Element data from apps and pages —
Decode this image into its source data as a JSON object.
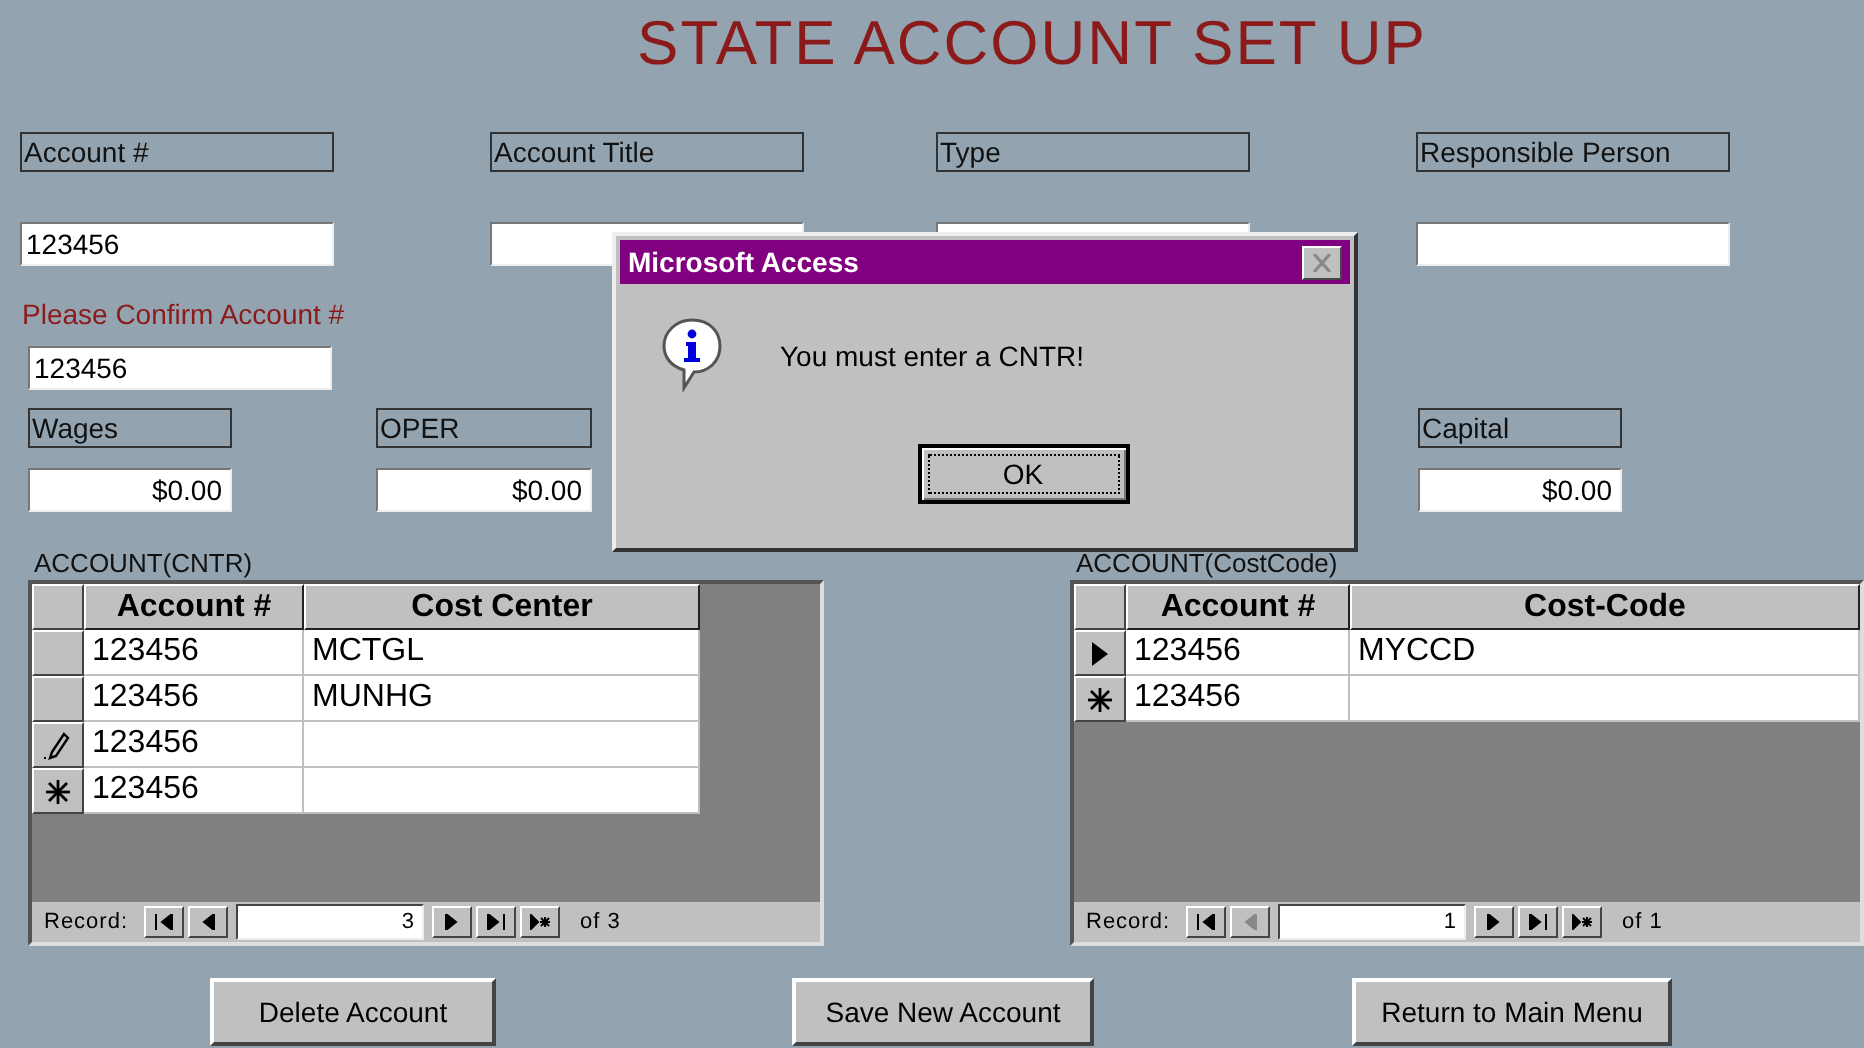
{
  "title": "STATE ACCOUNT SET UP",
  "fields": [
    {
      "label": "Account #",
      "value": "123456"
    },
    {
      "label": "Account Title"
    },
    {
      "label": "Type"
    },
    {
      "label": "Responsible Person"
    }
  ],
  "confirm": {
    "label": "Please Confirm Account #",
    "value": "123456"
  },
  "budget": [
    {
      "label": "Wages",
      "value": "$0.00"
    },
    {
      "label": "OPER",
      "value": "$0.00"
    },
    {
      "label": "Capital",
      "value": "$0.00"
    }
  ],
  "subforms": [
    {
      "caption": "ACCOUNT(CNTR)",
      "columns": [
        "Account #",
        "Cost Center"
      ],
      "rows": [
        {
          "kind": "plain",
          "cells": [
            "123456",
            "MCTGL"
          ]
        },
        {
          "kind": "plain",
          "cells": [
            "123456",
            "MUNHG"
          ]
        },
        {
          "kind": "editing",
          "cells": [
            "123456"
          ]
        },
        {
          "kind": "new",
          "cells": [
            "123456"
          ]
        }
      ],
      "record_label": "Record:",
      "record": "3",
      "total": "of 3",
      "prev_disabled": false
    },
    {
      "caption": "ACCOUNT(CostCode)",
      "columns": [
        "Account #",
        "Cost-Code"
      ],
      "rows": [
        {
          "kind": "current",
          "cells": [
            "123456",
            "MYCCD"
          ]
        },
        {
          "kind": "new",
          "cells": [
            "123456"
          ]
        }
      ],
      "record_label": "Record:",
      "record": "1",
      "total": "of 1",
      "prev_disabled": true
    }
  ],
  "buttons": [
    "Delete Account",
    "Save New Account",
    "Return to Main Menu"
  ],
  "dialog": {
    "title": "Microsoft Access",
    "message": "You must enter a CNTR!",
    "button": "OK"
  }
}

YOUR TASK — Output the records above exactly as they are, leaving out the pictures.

ANSWER TO THE EXERCISE —
Decode this image into its source data as a JSON object.
{
  "title": "STATE ACCOUNT SET UP",
  "fields": [
    {
      "label": "Account #",
      "value": "123456"
    },
    {
      "label": "Account Title"
    },
    {
      "label": "Type"
    },
    {
      "label": "Responsible Person"
    }
  ],
  "confirm": {
    "label": "Please Confirm Account #",
    "value": "123456"
  },
  "budget": [
    {
      "label": "Wages",
      "value": "$0.00"
    },
    {
      "label": "OPER",
      "value": "$0.00"
    },
    {
      "label": "Capital",
      "value": "$0.00"
    }
  ],
  "subforms": [
    {
      "caption": "ACCOUNT(CNTR)",
      "columns": [
        "Account #",
        "Cost Center"
      ],
      "rows": [
        {
          "kind": "plain",
          "cells": [
            "123456",
            "MCTGL"
          ]
        },
        {
          "kind": "plain",
          "cells": [
            "123456",
            "MUNHG"
          ]
        },
        {
          "kind": "editing",
          "cells": [
            "123456"
          ]
        },
        {
          "kind": "new",
          "cells": [
            "123456"
          ]
        }
      ],
      "record_label": "Record:",
      "record": "3",
      "total": "of 3",
      "prev_disabled": false
    },
    {
      "caption": "ACCOUNT(CostCode)",
      "columns": [
        "Account #",
        "Cost-Code"
      ],
      "rows": [
        {
          "kind": "current",
          "cells": [
            "123456",
            "MYCCD"
          ]
        },
        {
          "kind": "new",
          "cells": [
            "123456"
          ]
        }
      ],
      "record_label": "Record:",
      "record": "1",
      "total": "of 1",
      "prev_disabled": true
    }
  ],
  "buttons": [
    "Delete Account",
    "Save New Account",
    "Return to Main Menu"
  ],
  "dialog": {
    "title": "Microsoft Access",
    "message": "You must enter a CNTR!",
    "button": "OK"
  }
}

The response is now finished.